Available data:

*** Begin section ***

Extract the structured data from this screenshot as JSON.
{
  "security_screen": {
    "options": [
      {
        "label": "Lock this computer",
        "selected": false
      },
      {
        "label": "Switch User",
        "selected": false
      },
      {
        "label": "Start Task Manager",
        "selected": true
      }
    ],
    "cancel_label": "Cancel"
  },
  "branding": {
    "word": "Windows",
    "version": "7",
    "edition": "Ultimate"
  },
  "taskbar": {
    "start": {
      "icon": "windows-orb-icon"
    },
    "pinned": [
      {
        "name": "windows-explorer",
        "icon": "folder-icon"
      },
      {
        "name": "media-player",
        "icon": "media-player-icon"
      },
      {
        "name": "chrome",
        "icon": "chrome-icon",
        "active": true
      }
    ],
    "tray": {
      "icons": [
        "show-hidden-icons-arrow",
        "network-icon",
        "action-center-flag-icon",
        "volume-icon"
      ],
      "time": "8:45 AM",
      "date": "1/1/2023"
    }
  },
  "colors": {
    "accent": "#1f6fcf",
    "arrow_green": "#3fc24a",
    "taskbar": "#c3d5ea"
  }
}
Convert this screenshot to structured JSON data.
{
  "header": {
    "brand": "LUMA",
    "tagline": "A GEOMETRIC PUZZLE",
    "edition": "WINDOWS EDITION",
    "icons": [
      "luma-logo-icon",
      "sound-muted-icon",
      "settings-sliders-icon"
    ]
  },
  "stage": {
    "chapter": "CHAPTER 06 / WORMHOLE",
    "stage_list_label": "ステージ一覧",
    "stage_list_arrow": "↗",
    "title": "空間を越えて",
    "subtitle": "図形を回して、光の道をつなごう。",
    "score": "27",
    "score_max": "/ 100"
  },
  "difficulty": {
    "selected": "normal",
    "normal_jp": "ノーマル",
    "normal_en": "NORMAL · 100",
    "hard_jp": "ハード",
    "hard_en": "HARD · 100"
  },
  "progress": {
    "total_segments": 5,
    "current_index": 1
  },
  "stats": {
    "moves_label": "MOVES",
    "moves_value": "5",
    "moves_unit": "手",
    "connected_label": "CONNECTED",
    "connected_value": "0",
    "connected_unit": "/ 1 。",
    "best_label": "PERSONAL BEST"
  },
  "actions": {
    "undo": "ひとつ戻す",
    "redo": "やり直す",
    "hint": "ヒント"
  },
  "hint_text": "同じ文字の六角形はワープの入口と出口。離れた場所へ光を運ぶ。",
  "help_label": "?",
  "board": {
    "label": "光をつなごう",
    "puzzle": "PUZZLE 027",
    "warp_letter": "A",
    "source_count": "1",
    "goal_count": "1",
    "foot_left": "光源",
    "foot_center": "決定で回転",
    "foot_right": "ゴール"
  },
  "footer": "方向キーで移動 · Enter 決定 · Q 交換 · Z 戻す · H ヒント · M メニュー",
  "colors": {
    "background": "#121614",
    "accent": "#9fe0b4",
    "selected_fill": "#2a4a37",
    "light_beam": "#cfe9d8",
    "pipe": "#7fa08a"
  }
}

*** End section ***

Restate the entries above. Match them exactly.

Exercise response:
Extract the structured data from this screenshot as JSON.
{
  "security_screen": {
    "options": [
      {
        "label": "Lock this computer",
        "selected": false
      },
      {
        "label": "Switch User",
        "selected": false
      },
      {
        "label": "Start Task Manager",
        "selected": true
      }
    ],
    "cancel_label": "Cancel"
  },
  "branding": {
    "word": "Windows",
    "version": "7",
    "edition": "Ultimate"
  },
  "taskbar": {
    "start": {
      "icon": "windows-orb-icon"
    },
    "pinned": [
      {
        "name": "windows-explorer",
        "icon": "folder-icon"
      },
      {
        "name": "media-player",
        "icon": "media-player-icon"
      },
      {
        "name": "chrome",
        "icon": "chrome-icon",
        "active": true
      }
    ],
    "tray": {
      "icons": [
        "show-hidden-icons-arrow",
        "network-icon",
        "action-center-flag-icon",
        "volume-icon"
      ],
      "time": "8:45 AM",
      "date": "1/1/2023"
    }
  },
  "colors": {
    "accent": "#1f6fcf",
    "arrow_green": "#3fc24a",
    "taskbar": "#c3d5ea"
  }
}
Convert this screenshot to structured JSON data.
{
  "header": {
    "brand": "LUMA",
    "tagline": "A GEOMETRIC PUZZLE",
    "edition": "WINDOWS EDITION",
    "icons": [
      "luma-logo-icon",
      "sound-muted-icon",
      "settings-sliders-icon"
    ]
  },
  "stage": {
    "chapter": "CHAPTER 06 / WORMHOLE",
    "stage_list_label": "ステージ一覧",
    "stage_list_arrow": "↗",
    "title": "空間を越えて",
    "subtitle": "図形を回して、光の道をつなごう。",
    "score": "27",
    "score_max": "/ 100"
  },
  "difficulty": {
    "selected": "normal",
    "normal_jp": "ノーマル",
    "normal_en": "NORMAL · 100",
    "hard_jp": "ハード",
    "hard_en": "HARD · 100"
  },
  "progress": {
    "total_segments": 5,
    "current_index": 1
  },
  "stats": {
    "moves_label": "MOVES",
    "moves_value": "5",
    "moves_unit": "手",
    "connected_label": "CONNECTED",
    "connected_value": "0",
    "connected_unit": "/ 1 。",
    "best_label": "PERSONAL BEST"
  },
  "actions": {
    "undo": "ひとつ戻す",
    "redo": "やり直す",
    "hint": "ヒント"
  },
  "hint_text": "同じ文字の六角形はワープの入口と出口。離れた場所へ光を運ぶ。",
  "help_label": "?",
  "board": {
    "label": "光をつなごう",
    "puzzle": "PUZZLE 027",
    "warp_letter": "A",
    "source_count": "1",
    "goal_count": "1",
    "foot_left": "光源",
    "foot_center": "決定で回転",
    "foot_right": "ゴール"
  },
  "footer": "方向キーで移動 · Enter 決定 · Q 交換 · Z 戻す · H ヒント · M メニュー",
  "colors": {
    "background": "#121614",
    "accent": "#9fe0b4",
    "selected_fill": "#2a4a37",
    "light_beam": "#cfe9d8",
    "pipe": "#7fa08a"
  }
}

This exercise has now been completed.